In monitoring or auditing staff practice or service performance, it is also recommended that data is collected that:
- records unmet needs, including any planning processes in place to try and rectify service gaps or limitations (e.g. commissioner forums, local transition boards)
- considers contingency and/or crisis arrangements for those young people who may fall outside local protocols or working arrangements (e.g. those lacking a diagnosis; young people with dual diagnosis/co-morbidity; and young people placed in inpatient or residential provision, including out-of-area provision).

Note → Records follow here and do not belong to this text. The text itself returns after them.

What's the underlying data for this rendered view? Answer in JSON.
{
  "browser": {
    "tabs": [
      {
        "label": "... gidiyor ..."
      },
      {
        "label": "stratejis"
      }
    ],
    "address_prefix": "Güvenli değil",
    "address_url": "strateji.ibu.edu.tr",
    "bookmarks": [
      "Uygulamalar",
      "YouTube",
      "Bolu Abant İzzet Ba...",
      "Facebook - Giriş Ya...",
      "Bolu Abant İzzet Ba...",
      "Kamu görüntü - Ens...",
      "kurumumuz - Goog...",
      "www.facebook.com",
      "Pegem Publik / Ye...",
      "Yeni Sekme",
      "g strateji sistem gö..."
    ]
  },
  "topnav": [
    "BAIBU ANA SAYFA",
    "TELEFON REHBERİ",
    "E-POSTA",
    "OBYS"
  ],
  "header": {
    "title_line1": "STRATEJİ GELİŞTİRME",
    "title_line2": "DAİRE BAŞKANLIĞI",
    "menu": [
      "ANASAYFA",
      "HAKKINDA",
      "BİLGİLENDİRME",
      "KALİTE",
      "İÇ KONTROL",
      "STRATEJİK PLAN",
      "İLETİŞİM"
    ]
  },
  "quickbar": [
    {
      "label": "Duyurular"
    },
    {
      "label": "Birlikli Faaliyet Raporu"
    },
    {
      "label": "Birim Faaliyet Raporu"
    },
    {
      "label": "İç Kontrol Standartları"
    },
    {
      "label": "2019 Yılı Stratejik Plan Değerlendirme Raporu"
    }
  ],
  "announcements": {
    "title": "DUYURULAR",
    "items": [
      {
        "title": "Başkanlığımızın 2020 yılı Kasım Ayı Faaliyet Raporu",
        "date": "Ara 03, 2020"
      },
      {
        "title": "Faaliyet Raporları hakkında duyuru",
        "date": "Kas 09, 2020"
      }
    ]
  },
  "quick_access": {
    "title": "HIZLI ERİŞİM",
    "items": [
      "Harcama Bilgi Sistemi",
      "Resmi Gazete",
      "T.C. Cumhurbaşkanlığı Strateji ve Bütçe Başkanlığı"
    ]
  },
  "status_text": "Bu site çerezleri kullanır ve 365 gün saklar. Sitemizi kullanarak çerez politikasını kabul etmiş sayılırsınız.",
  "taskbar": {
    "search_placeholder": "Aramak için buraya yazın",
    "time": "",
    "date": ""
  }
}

- In Oxfordshire and Buckinghamshire an audit tool was used in all CAMHS teams to collect data on transitions practice with a sample of young people identified in January 2011 by clinical team managers as needing transfer. The results have been presented to teams and a clinical governance group. Following this, an action plan has been developed with the input of all stakeholders, which will be implemented in teams. A repeat audit will be carried out in due course.
- In Coventry CAMHS improving the transition of young people is the subject of a CQUIN target. The monies allocated through the CQUIN have funded extra administrative time to track all 16-year-olds open to the specialist team and to provide some dedicated time to analyse the data concerning the pathways of young people from CAMHS and to facilitate their participation. CQUIN money has also allowed the trust to develop a transition training strategy.